New research by the EPA cautions against wild harvesting of kelp and recommends more monitoring
As we head towards Ireland’s coasts over the coming weeks we are likely to come across kelp fragments along the shore. In Ireland, kelp dominates rocky substrata along moderately exposed coastline (approximately 3010 km out of the 7524 km of national shoreline). Kelps are large brown seaweeds within the order Laminariales that contribute to understorey and over-storey canopies in intertidal and subtidal habitats worldwide. Kelp presence depends on light availability, sea surface temperature (SST) and the presence of bedrock to act as a substrate.
Kelp species provide marine habitats, are primary producers and store organic carbon, foster biodiversity, and are valuable from an Ecosystem Services perspective. These ecosystems provide protection of coastal habitats via physical attenuation of wave action, food web and ecosystem structuring, and recreational activities.
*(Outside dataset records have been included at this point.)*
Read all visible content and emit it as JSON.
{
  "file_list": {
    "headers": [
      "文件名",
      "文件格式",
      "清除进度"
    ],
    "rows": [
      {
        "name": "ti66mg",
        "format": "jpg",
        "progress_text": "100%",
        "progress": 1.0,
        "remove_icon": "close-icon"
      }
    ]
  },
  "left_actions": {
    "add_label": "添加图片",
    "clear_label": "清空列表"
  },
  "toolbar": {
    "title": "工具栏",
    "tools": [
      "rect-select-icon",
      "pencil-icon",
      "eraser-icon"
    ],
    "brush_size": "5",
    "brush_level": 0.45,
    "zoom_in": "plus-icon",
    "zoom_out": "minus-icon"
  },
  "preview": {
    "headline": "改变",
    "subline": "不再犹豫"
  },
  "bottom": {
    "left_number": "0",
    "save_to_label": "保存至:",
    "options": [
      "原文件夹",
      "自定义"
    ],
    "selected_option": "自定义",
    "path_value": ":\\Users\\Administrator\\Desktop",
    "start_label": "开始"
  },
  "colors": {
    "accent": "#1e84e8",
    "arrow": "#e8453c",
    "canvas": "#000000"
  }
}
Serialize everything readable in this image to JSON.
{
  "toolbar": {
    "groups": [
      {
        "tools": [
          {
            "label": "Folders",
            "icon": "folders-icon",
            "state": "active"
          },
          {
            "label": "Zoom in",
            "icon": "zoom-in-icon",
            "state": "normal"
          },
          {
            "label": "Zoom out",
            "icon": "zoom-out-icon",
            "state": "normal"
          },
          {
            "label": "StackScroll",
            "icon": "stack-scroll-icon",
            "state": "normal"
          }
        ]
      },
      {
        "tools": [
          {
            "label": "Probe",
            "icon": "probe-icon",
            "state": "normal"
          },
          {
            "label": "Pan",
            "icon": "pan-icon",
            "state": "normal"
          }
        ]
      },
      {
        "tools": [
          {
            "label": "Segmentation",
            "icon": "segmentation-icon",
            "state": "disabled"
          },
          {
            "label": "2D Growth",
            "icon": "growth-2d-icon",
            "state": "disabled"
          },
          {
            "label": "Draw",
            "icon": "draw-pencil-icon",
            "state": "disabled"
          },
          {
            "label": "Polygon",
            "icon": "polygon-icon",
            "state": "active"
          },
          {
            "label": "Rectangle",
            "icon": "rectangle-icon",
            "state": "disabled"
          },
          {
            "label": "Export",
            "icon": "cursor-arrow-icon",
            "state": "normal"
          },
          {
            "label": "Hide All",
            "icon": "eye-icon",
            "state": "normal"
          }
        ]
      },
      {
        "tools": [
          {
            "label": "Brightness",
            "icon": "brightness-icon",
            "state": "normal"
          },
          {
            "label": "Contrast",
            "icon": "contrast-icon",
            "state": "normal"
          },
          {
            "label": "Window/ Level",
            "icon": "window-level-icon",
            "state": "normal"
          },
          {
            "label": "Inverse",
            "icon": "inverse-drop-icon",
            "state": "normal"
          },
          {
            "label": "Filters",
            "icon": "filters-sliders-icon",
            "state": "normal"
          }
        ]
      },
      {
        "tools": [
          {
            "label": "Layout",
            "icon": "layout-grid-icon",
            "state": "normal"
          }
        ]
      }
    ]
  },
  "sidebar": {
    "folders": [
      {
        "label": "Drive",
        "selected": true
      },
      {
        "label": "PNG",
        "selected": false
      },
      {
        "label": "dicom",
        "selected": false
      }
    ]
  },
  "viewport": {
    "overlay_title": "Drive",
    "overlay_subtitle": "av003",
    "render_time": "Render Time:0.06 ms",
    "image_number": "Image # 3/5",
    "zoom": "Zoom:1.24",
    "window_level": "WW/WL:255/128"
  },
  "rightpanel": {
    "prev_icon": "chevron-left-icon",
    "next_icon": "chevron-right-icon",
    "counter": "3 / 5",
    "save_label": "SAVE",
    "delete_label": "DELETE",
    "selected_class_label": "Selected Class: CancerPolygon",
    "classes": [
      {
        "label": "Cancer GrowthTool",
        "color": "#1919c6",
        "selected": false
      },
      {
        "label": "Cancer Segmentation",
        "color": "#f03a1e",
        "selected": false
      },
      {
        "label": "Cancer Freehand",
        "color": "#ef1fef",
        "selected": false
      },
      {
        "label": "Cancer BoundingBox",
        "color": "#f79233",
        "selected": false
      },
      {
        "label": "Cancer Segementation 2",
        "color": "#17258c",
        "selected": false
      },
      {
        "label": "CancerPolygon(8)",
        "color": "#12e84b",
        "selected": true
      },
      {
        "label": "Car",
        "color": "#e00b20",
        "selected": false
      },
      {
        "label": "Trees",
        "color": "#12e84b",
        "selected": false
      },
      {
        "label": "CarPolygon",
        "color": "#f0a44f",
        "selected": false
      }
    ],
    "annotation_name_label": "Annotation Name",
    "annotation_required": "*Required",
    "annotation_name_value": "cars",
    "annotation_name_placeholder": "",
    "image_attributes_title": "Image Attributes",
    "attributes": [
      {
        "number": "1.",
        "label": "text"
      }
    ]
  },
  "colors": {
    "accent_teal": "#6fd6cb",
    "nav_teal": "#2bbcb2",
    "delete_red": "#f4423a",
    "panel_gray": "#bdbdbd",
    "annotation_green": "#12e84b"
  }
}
Threats faced by kelp species include ocean warming and marine heat waves, overgrazing by herbivores, eutrophication and sedimentation, wild harvesting of kelp forests and increased storm activity. They are susceptible to anthropogenic disturbances and climate change, making the investigation of kelp’s potential resilience pertinent for the protection of this natural resource.
We have little understanding of kelp forest food webs in Ireland, such as how kelp contributes carbon to food chains, which fisheries rely on kelp for subsistence or habitat, and what functional redundancy exists in kelp communities to buffer them from the effects of climate change or “fishing down food webs”. Furthermore, we have no accurate measure of how much kelp exists in Ireland, or of its distribution across depths, along coasts and over seasons. Gathering these data would require a more intensive monitoring and field programme.
While some monitoring started in the west of Ireland in 2016, very little is know about Ireland’s kelp habitats. More information is needed to create ecological baselines for these habitats to measure and track change in these communities, to better estimate the Ecosystem Services they provide and how they add to nature’s contribution to people, and to understand how these natural resources respond to disturbance. The ability to recover from threats can be termed “resilience”, defined as the ability of an ecosystem to recover and maintain normal ecological function after a disturbance event.
A recently published EPA report on kelp ecosystem diversity and resilience does not recommend wild harvesting of kelp in Ireland, in order to protect help habitats particularly as no routine monitoring takes place, it would be impossible to ensure that wild kelp harvesting is sustainable and that populations would recover. There is no tried-and-tested method for repairing or restoring these systems after they collapse. Therefore, the approach to their management in Ireland should be cautious. Hand in hand with protecting kelp resources is the need to conduct monitoring.
The Research Report is available at:
Kelp Forest Infographic